Competitive sourcing is the method by which federal agencies attempt to move work performed by federal workers into the private sector. Competitive sourcing is one of the five elements of the President’s Management Agenda. While competitive sourcing may seem like a good way to save the government money in principle, any savings that the Office of Management and Budget (OMB) claims are unsubstantiated. For example, a recent Government Accountability Office (GAO) study found that a Forest Service estimate of $35.2 million in savings from competitive sourcing in fiscal years 2005 and 2006 excluded $40 million in transition costs. Other agencies are using similarly questionable criteria in generating savings estimates, and GAO has repeatedly questioned OMB’s historically grandiose savings claims. Moreover, OMB officials acknowledge that:
Last year, Congress included some significant contracting out reforms in the FY08 Defense Authorization Bill and the FY08 Omnibus Appropriation Bill. While these reforms were a good start, many of the provisions only apply to the Department of Defense (DoD). We believe these provisions should be expanded to apply to all federal agencies. They include the following:
Direct Conversions – Agencies continue to engage in direct conversions, giving work performed by federal employees to contractors, without public-private competition. This is contrary to the interests of taxpayers as well as federal employees. Section 739(a) requires public-private competitions for functions performed by ten or more federal employees. Agencies are directly converting smaller functions and breaking up larger functions in order to get under this threshold. The threshold should be reduced to zero. Agencies also let federal employees retire and then replace them with contractors, again without competition. Whether genuinely commercial functions should be contracted out should be decided by a fair competition process, not by whether the federal employees currently performing the work are of retirement age.
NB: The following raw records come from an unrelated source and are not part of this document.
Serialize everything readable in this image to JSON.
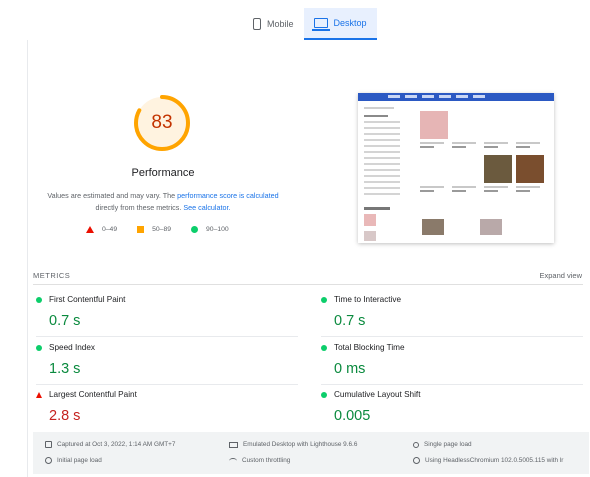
{
  "tabs": [
    {
      "label": "Mobile",
      "icon": "mobile-icon",
      "active": false
    },
    {
      "label": "Desktop",
      "icon": "desktop-icon",
      "active": true
    }
  ],
  "performance": {
    "score": "83",
    "score_fraction": 0.83,
    "score_color": "#ffa400",
    "title": "Performance",
    "desc_part1": "Values are estimated and may vary. The",
    "desc_link1": "performance score is calculated",
    "desc_part2": "directly from these metrics.",
    "desc_link2": "See calculator."
  },
  "legend": [
    {
      "label": "0–49",
      "symbol": "triangle",
      "color": "#eb0f00"
    },
    {
      "label": "50–89",
      "symbol": "square",
      "color": "#ffa400"
    },
    {
      "label": "90–100",
      "symbol": "circle",
      "color": "#0cce6b"
    }
  ],
  "metrics": {
    "header": "METRICS",
    "expand_label": "Expand view",
    "items": [
      {
        "name": "First Contentful Paint",
        "value": "0.7 s",
        "status": "good"
      },
      {
        "name": "Time to Interactive",
        "value": "0.7 s",
        "status": "good"
      },
      {
        "name": "Speed Index",
        "value": "1.3 s",
        "status": "good"
      },
      {
        "name": "Total Blocking Time",
        "value": "0 ms",
        "status": "good"
      },
      {
        "name": "Largest Contentful Paint",
        "value": "2.8 s",
        "status": "poor"
      },
      {
        "name": "Cumulative Layout Shift",
        "value": "0.005",
        "status": "good"
      }
    ]
  },
  "footer": {
    "captured": "Captured at Oct 3, 2022, 1:14 AM GMT+7",
    "initial_load": "Initial page load",
    "emulated": "Emulated Desktop with Lighthouse 9.6.6",
    "throttling": "Custom throttling",
    "single_load": "Single page load",
    "browser": "Using HeadlessChromium 102.0.5005.115 with lr"
  }
}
HPOs – OMB is requiring agencies that can’t or won’t conduct A-76 privatization reviews to instead achieve their federal employee quotas with High Performing Organization (HPO) reorganizations. Because HPOs, as internal reorganization efforts, can involve both commercial and inherently governmental employees, they are usually larger and more extensive than A-76 studies and thus can have far more wide-ranging consequences for the delivery of services. A serious flaw with HPOs is that there is practically no guidance for agencies to follow in devising their HPO reorganization plans. As much as unions sometimes object to A-76 studies, there is at least an established process in place that Congress is informed about and agency employees can count on. For HPOs, no such process or guidance exists. There is no paper trail or Congressional reporting requirement for committees or affected federal employees to follow. In fact, we have been told by the top competitive sourcing officers that their entire guidance for a specific HPO review impacting 3,500 workers is a set of bullet points that fits on one side of a sheet of paper. Agencies are conducting multi-million dollar reorganizations of critical government functions, and yet neither employee representatives nor Congress know anything about the process they are using.
Agency Exclusions – In some agencies, competitive sourcing simply does not make sense. Two such agencies are the Forest Service and the Department of Defense (DoD). At the Forest Service (FS), in addition to performing land management work, the majority of employees serve a critical homeland security function. These workers serve in the FS militia, in which they respond at a moment’s notice to wildfires and a wide variety of emergency incidents. Outsource the forest planner and you lose the highly trained rapid responder as well. To outsource this workforce would be to decimate the nation’s emergency response capabilities. At DoD, the agency has refused to comply with A-76 changes Congress has demanded, and they continue to spend millions of dollars on outsourcing government jobs when those resources are being diverted from the war effort.
Summary of Requested Congressional Action
The IAM encourages Congress to improve the competitive sourcing program by: